» **RECORDS FOR THE EXERCISE**:
════════════════════

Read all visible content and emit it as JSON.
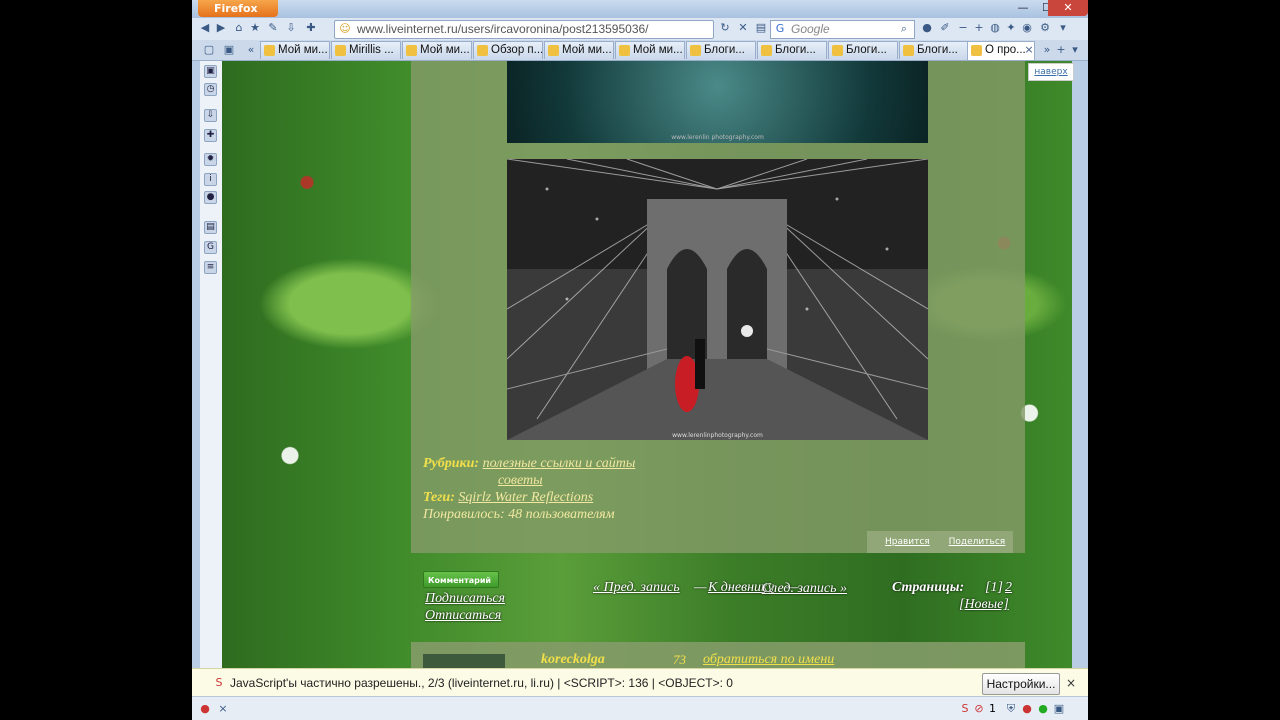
{
  "browser": {
    "button_label": "Firefox",
    "url": "www.liveinternet.ru/users/ircavoronina/post213595036/",
    "search_placeholder": "Google",
    "tabs": [
      {
        "label": "Мой ми..."
      },
      {
        "label": "Mirillis ..."
      },
      {
        "label": "Мой ми..."
      },
      {
        "label": "Обзор п..."
      },
      {
        "label": "Мой ми..."
      },
      {
        "label": "Мой ми..."
      },
      {
        "label": "Блоги..."
      },
      {
        "label": "Блоги..."
      },
      {
        "label": "Блоги..."
      },
      {
        "label": "Блоги..."
      },
      {
        "label": "О про..."
      }
    ]
  },
  "post": {
    "watermark_top": "www.lerenlin photography.com",
    "watermark_bridge": "www.lerenlinphotography.com",
    "rubrics_label": "Рубрики:",
    "rubric_1": "полезные ссылки и сайты",
    "rubric_2": "советы",
    "tags_label": "Теги:",
    "tag_1": "Sqirlz Water Reflections",
    "likes": "Понравилось: 48 пользователям",
    "like_action": "Нравится",
    "share_action": "Поделиться"
  },
  "navigation": {
    "up_link": "наверх",
    "comment_button": "Комментарий",
    "subscribe": "Подписаться",
    "unsubscribe": "Отписаться",
    "prev": "« Пред. запись",
    "sep1": "—",
    "to_diary": "К дневнику",
    "sep2": "—",
    "next": "След. запись »",
    "pages_label": "Страницы:",
    "page_current": "[1]",
    "page_2": "2",
    "new": "[Новые]"
  },
  "comment": {
    "user": "koreckolga",
    "rating": "73",
    "link": "обратиться по имени"
  },
  "notify": {
    "text": "JavaScript'ы частично разрешены., 2/3 (liveinternet.ru, li.ru) | <SCRIPT>: 136 | <OBJECT>: 0",
    "settings": "Настройки...",
    "close": "×"
  },
  "status": {
    "count": "1"
  }
}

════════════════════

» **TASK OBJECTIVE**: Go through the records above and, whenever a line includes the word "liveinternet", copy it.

» **FINAL ANSWER**:
    "url": "www.liveinternet.ru/users/ircavoronina/post213595036/",
    "text": "JavaScript'ы частично разрешены., 2/3 (liveinternet.ru, li.ru) | <SCRIPT>: 136 | <OBJECT>: 0",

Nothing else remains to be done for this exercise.